* What to produce
Look through the entries that follow and return each line that has the string "Calle".
Segment Start: Data extracts
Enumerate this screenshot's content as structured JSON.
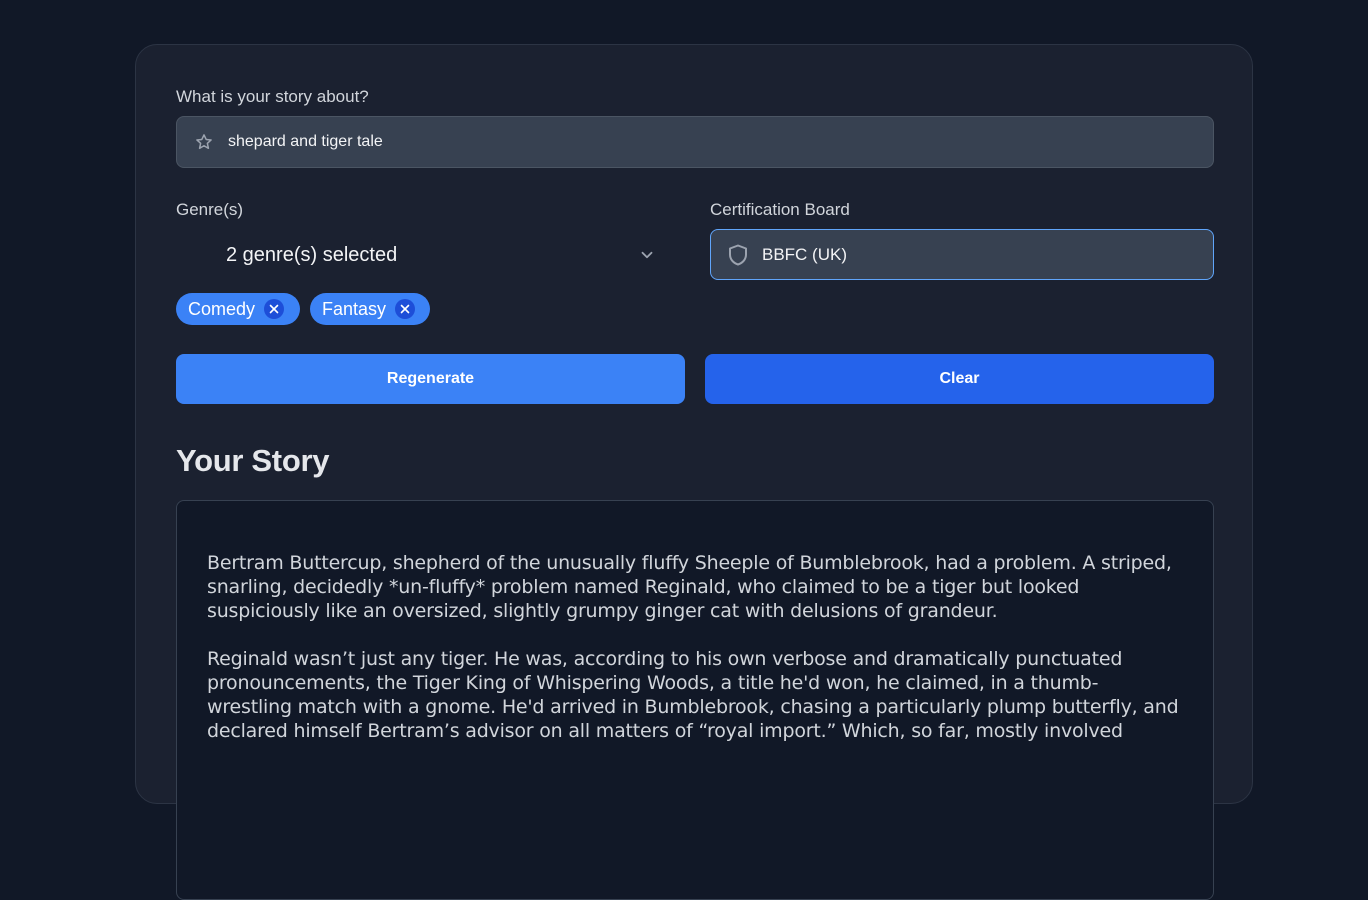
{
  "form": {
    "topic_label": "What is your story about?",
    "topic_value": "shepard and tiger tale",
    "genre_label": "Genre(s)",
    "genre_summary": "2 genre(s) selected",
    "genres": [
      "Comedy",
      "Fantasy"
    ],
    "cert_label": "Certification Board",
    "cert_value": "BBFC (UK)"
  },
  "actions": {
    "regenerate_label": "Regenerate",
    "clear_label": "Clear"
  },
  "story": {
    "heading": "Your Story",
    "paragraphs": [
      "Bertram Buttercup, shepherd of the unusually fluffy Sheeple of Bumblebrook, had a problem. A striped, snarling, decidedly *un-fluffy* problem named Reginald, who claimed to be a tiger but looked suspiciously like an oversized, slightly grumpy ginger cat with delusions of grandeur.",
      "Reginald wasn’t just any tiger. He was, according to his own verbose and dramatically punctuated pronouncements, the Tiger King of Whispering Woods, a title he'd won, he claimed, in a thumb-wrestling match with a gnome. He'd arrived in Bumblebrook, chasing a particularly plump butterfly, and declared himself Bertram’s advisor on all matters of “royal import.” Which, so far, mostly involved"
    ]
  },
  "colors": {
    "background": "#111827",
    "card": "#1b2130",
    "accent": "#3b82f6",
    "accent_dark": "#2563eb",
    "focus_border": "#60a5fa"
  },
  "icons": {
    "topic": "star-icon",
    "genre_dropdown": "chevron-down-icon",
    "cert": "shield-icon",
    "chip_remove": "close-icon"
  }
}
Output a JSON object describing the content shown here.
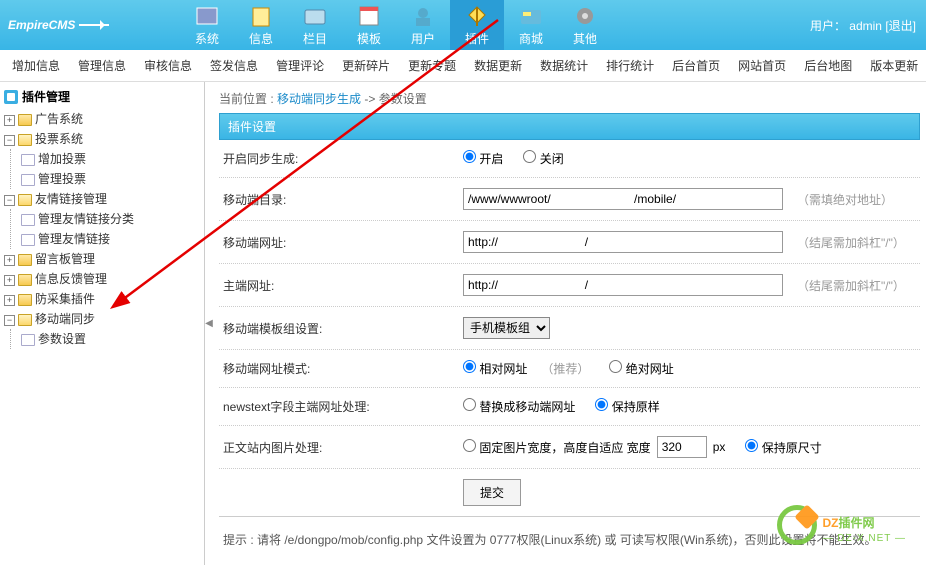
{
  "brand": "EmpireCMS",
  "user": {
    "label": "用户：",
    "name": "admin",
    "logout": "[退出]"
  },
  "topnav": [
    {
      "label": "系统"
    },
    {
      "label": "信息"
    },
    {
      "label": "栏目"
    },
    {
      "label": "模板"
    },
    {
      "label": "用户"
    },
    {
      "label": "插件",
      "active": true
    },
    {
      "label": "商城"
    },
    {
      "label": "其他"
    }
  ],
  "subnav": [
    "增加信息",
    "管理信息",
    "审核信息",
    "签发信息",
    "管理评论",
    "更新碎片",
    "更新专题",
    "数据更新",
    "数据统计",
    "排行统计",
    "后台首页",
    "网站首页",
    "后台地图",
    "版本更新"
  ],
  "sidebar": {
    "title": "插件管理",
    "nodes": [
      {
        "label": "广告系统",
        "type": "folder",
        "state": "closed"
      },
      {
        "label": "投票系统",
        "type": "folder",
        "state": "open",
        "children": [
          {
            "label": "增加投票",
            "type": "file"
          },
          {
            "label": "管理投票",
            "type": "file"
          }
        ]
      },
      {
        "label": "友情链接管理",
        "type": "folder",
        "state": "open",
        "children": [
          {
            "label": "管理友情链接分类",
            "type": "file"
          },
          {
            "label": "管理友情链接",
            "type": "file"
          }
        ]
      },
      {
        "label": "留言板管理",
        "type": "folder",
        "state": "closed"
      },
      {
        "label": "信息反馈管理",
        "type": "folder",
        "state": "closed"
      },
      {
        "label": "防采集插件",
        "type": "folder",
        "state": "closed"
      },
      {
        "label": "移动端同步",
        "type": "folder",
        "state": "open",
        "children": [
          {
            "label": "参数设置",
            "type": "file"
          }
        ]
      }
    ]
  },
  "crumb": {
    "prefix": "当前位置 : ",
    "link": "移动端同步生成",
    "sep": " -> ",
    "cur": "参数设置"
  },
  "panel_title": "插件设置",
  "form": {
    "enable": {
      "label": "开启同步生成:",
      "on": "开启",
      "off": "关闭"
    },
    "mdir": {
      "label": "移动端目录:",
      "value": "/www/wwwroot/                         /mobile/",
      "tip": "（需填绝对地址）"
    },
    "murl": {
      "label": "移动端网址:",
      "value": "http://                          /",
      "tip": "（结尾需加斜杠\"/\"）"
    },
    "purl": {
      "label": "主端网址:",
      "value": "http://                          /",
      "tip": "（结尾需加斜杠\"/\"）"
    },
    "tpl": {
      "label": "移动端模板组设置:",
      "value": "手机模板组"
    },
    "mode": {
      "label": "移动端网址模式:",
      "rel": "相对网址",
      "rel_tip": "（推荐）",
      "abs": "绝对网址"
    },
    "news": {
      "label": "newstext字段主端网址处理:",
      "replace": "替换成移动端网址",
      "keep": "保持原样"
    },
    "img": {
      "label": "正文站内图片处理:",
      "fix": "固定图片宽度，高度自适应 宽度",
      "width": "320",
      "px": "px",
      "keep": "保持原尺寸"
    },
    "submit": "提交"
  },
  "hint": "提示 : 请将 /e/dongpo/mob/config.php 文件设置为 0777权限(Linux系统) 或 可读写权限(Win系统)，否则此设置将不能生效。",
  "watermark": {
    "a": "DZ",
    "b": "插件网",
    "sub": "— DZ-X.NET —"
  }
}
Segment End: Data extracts
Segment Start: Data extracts
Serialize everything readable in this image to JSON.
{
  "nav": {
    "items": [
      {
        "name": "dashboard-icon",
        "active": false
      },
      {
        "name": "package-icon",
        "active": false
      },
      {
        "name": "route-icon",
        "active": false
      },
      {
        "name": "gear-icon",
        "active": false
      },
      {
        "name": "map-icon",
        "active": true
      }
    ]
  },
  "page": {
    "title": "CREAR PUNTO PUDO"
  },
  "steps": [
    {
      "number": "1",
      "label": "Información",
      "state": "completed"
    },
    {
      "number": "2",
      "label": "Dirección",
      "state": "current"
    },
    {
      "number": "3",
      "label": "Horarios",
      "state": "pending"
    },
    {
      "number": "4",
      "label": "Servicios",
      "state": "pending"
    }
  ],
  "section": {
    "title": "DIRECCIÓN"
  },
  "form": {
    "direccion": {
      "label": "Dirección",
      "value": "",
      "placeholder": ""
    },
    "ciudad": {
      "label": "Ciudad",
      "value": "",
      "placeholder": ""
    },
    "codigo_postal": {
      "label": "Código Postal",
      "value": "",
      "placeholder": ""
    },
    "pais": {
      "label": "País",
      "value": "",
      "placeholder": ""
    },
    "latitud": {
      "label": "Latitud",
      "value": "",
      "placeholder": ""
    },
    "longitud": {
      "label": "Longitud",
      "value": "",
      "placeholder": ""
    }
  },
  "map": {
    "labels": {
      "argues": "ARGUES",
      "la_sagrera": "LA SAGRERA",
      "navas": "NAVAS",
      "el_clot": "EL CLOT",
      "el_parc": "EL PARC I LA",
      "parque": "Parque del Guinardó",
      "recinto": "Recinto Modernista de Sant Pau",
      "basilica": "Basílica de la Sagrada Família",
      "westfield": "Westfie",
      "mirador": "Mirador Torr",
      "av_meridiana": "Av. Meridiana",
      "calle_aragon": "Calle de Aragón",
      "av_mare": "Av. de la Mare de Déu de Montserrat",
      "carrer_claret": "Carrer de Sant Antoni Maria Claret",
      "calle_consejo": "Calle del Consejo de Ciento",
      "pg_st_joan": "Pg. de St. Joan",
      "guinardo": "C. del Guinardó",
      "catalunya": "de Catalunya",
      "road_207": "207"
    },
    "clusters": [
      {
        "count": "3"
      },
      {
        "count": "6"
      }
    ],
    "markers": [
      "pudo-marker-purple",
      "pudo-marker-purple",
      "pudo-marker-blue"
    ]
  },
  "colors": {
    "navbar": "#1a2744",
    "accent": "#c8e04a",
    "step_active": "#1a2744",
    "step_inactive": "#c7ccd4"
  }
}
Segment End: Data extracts
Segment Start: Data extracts
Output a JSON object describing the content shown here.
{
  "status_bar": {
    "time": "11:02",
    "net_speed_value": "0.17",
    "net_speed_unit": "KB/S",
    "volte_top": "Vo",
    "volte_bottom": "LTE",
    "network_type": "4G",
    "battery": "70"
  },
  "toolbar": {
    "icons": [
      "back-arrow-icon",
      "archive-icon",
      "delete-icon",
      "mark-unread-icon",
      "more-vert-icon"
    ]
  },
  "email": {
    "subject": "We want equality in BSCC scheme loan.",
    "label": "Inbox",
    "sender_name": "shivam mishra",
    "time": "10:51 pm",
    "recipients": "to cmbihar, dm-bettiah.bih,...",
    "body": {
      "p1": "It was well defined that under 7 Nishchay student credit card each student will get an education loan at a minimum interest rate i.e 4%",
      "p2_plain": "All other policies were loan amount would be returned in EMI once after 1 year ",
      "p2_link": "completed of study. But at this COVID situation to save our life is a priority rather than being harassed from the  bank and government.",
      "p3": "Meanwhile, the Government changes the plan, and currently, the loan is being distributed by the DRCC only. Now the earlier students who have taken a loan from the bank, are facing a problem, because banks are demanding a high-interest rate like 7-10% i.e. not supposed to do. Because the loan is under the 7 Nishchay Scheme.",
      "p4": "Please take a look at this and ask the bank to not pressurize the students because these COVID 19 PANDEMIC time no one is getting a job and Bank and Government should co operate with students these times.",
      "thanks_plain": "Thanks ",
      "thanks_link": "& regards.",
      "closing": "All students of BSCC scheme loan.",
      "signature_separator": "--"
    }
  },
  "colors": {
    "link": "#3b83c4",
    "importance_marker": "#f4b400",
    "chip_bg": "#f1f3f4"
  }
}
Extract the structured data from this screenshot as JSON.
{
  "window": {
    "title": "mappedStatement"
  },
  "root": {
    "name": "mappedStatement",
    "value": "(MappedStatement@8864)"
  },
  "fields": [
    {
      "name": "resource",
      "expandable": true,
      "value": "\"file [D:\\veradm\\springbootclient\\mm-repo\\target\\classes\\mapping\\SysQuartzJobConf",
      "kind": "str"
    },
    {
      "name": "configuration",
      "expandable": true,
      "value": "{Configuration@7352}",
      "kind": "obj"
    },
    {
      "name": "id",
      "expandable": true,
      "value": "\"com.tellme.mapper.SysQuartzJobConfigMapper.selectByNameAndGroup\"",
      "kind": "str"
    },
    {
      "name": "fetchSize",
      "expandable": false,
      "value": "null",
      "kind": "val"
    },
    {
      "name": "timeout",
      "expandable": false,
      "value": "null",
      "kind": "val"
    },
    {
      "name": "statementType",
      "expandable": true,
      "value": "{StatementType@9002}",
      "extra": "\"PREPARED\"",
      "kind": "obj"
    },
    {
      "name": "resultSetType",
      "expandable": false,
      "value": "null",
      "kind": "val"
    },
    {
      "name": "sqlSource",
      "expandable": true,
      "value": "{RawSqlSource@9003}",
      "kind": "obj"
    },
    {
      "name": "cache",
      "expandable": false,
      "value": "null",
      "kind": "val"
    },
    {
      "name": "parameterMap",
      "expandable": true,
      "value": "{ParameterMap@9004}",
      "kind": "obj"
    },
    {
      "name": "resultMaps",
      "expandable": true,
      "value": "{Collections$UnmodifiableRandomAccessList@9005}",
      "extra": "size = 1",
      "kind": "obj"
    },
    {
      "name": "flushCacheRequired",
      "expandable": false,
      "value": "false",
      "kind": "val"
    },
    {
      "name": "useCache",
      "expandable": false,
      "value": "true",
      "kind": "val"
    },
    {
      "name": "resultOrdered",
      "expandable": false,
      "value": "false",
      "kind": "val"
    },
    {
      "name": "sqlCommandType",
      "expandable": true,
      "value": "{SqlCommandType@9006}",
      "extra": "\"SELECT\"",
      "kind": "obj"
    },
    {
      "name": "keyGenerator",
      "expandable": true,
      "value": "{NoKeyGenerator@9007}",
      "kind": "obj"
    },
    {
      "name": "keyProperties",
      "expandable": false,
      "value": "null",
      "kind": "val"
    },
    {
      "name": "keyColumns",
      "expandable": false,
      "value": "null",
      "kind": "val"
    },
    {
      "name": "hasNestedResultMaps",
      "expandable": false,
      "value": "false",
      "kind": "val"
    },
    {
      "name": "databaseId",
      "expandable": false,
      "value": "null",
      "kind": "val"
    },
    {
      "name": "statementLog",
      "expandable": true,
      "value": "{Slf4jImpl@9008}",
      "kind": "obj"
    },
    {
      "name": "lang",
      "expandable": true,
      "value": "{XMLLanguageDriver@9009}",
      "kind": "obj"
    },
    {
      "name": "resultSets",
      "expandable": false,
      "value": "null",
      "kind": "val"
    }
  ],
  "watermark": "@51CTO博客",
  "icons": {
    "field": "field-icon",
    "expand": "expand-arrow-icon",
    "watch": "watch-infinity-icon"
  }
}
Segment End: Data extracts
* Response to this task
      "calle_aragon": "Calle de Aragón",
      "calle_consejo": "Calle del Consejo de Ciento",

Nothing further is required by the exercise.